Search the listing for the string "Configuration". Copy every line that has it.

### SOURCE RECORDS ###

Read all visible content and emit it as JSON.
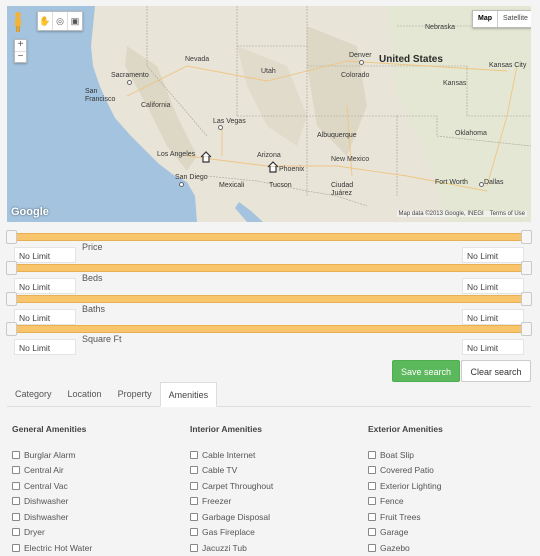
{
  "map": {
    "tool_icons": [
      "hand-icon",
      "circle-icon",
      "square-icon"
    ],
    "zoom_in": "+",
    "zoom_out": "−",
    "type_map": "Map",
    "type_satellite": "Satellite",
    "logo": "Google",
    "attribution": "Map data ©2013 Google, INEGI",
    "terms": "Terms of Use",
    "labels": {
      "nebraska": "Nebraska",
      "nevada": "Nevada",
      "utah": "Utah",
      "denver": "Denver",
      "united_states": "United States",
      "kansas_city": "Kansas City",
      "sacramento": "Sacramento",
      "san_francisco": "San\nFrancisco",
      "colorado": "Colorado",
      "kansas": "Kansas",
      "california": "California",
      "las_vegas": "Las Vegas",
      "albuquerque": "Albuquerque",
      "oklahoma": "Oklahoma",
      "los_angeles": "Los Angeles",
      "arizona": "Arizona",
      "phoenix": "Phoenix",
      "new_mexico": "New Mexico",
      "san_diego": "San Diego",
      "mexicali": "Mexicali",
      "tucson": "Tucson",
      "ciudad_juarez": "Ciudad\nJuárez",
      "fort_worth": "Fort Worth",
      "dallas": "Dallas"
    }
  },
  "filters": [
    {
      "label": "Price",
      "min": "No Limit",
      "max": "No Limit"
    },
    {
      "label": "Beds",
      "min": "No Limit",
      "max": "No Limit"
    },
    {
      "label": "Baths",
      "min": "No Limit",
      "max": "No Limit"
    },
    {
      "label": "Square Ft",
      "min": "No Limit",
      "max": "No Limit"
    }
  ],
  "buttons": {
    "save": "Save search",
    "clear": "Clear search"
  },
  "tabs": [
    {
      "label": "Category",
      "active": false
    },
    {
      "label": "Location",
      "active": false
    },
    {
      "label": "Property",
      "active": false
    },
    {
      "label": "Amenities",
      "active": true
    }
  ],
  "amenities": {
    "general": {
      "title": "General Amenities",
      "items": [
        "Burglar Alarm",
        "Central Air",
        "Central Vac",
        "Dishwasher",
        "Dishwasher",
        "Dryer",
        "Electric Hot Water"
      ]
    },
    "interior": {
      "title": "Interior Amenities",
      "items": [
        "Cable Internet",
        "Cable TV",
        "Carpet Throughout",
        "Freezer",
        "Garbage Disposal",
        "Gas Fireplace",
        "Jacuzzi Tub"
      ]
    },
    "exterior": {
      "title": "Exterior Amenities",
      "items": [
        "Boat Slip",
        "Covered Patio",
        "Exterior Lighting",
        "Fence",
        "Fruit Trees",
        "Garage",
        "Gazebo"
      ]
    }
  },
  "colors": {
    "slider": "#f8c46c",
    "save_button": "#5cb85c",
    "ocean": "#a3c3df"
  }
}
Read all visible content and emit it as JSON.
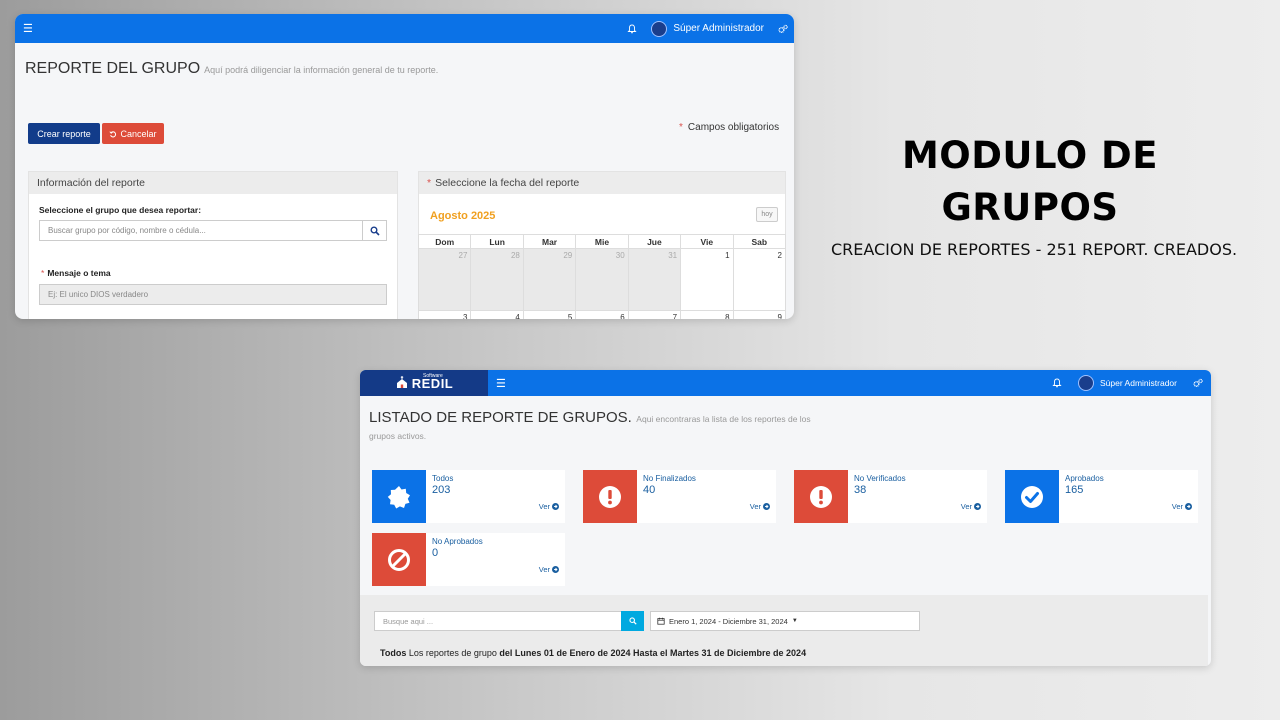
{
  "hero": {
    "title": "MODULO DE GRUPOS",
    "subtitle": "CREACION DE REPORTES - 251 REPORT. CREADOS."
  },
  "shot1": {
    "topbar": {
      "menu_icon": "hamburger-icon",
      "bell_icon": "bell-icon",
      "user": "Súper Administrador",
      "settings_icon": "gears-icon"
    },
    "title": "REPORTE DEL GRUPO",
    "subtitle": "Aquí podrá diligenciar la información general de tu reporte.",
    "create_button": "Crear reporte",
    "cancel_button": "Cancelar",
    "required_note": "Campos obligatorios",
    "info_panel": {
      "heading": "Información del reporte",
      "group_label": "Seleccione el grupo que desea reportar:",
      "group_placeholder": "Buscar grupo por código, nombre o cédula...",
      "message_label": "Mensaje o tema",
      "message_placeholder": "Ej: El unico DIOS verdadero"
    },
    "calendar": {
      "heading": "Seleccione la fecha del reporte",
      "month": "Agosto 2025",
      "today_button": "hoy",
      "weekdays": [
        "Dom",
        "Lun",
        "Mar",
        "Mie",
        "Jue",
        "Vie",
        "Sab"
      ],
      "week1": [
        "27",
        "28",
        "29",
        "30",
        "31",
        "1",
        "2"
      ],
      "week2": [
        "3",
        "4",
        "5",
        "6",
        "7",
        "8",
        "9"
      ]
    }
  },
  "shot2": {
    "brand": {
      "small": "Software",
      "name": "REDIL"
    },
    "topbar": {
      "user": "Súper Administrador"
    },
    "title": "LISTADO DE REPORTE DE GRUPOS.",
    "subtitle": "Aqui encontraras la lista de los reportes de los grupos activos.",
    "stats": [
      {
        "name": "Todos",
        "value": "203",
        "link": "Ver",
        "icon": "badge-icon",
        "color": "#0b72e7"
      },
      {
        "name": "No Finalizados",
        "value": "40",
        "link": "Ver",
        "icon": "exclamation-icon",
        "color": "#dd4b39"
      },
      {
        "name": "No Verificados",
        "value": "38",
        "link": "Ver",
        "icon": "exclamation-icon",
        "color": "#dd4b39"
      },
      {
        "name": "Aprobados",
        "value": "165",
        "link": "Ver",
        "icon": "check-icon",
        "color": "#0b72e7"
      },
      {
        "name": "No Aprobados",
        "value": "0",
        "link": "Ver",
        "icon": "ban-icon",
        "color": "#dd4b39"
      }
    ],
    "search_placeholder": "Busque aqui ...",
    "date_range": "Enero 1, 2024 - Diciembre 31, 2024",
    "summary": {
      "lead": "Todos",
      "text": "Los reportes de grupo",
      "range": "del Lunes 01 de Enero de 2024 Hasta el Martes 31 de Diciembre de 2024"
    }
  }
}
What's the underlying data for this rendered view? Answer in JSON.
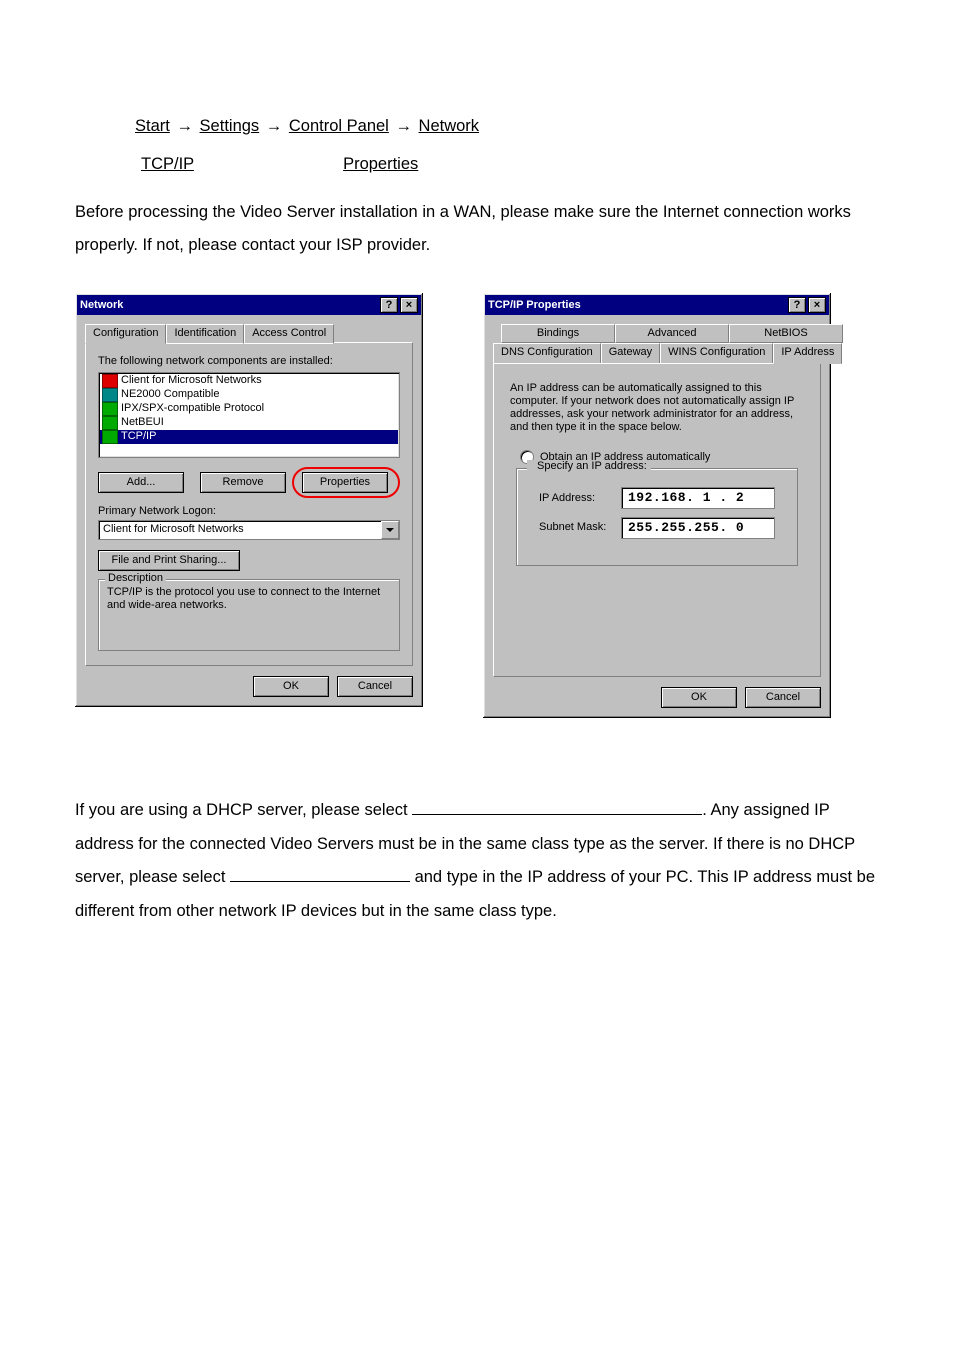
{
  "path": {
    "p1": "Start",
    "p2": "Settings",
    "p3": "Control Panel",
    "p4": "Network",
    "row2a": "TCP/IP",
    "row2b": "Properties"
  },
  "intro": "Before processing the Video Server installation in a WAN, please make sure the Internet connection works properly. If not, please contact your ISP provider.",
  "network_dlg": {
    "title": "Network",
    "tabs": {
      "t1": "Configuration",
      "t2": "Identification",
      "t3": "Access Control"
    },
    "list_label": "The following network components are installed:",
    "items": {
      "i1": "Client for Microsoft Networks",
      "i2": "NE2000 Compatible",
      "i3": "IPX/SPX-compatible Protocol",
      "i4": "NetBEUI",
      "i5": "TCP/IP"
    },
    "buttons": {
      "add": "Add...",
      "remove": "Remove",
      "props": "Properties"
    },
    "primary_label": "Primary Network Logon:",
    "primary_value": "Client for Microsoft Networks",
    "file_print": "File and Print Sharing...",
    "desc_title": "Description",
    "desc_text": "TCP/IP is the protocol you use to connect to the Internet and wide-area networks.",
    "ok": "OK",
    "cancel": "Cancel",
    "help_glyph": "?",
    "close_glyph": "×"
  },
  "tcpip_dlg": {
    "title": "TCP/IP Properties",
    "tabs_row1": {
      "t1": "Bindings",
      "t2": "Advanced",
      "t3": "NetBIOS"
    },
    "tabs_row2": {
      "t1": "DNS Configuration",
      "t2": "Gateway",
      "t3": "WINS Configuration",
      "t4": "IP Address"
    },
    "info": "An IP address can be automatically assigned to this computer. If your network does not automatically assign IP addresses, ask your network administrator for an address, and then type it in the space below.",
    "opt_obtain": "Obtain an IP address automatically",
    "opt_specify": "Specify an IP address:",
    "ip_label": "IP Address:",
    "ip_value": "192.168.  1 .  2",
    "mask_label": "Subnet Mask:",
    "mask_value": "255.255.255.  0",
    "ok": "OK",
    "cancel": "Cancel",
    "help_glyph": "?",
    "close_glyph": "×"
  },
  "below": {
    "p1a": "If you are using a DHCP server, please select ",
    "p1b": ". Any assigned IP address for the connected Video Servers must be in the same class type as the server. If there is no DHCP server, please select ",
    "p1c": " and type in the IP address of your PC. This IP address must be different from other network IP devices but in the same class type."
  }
}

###

▸ RESULT:
      "t1": "Configuration",
      "t1": "DNS Configuration",
      "t3": "WINS Configuration",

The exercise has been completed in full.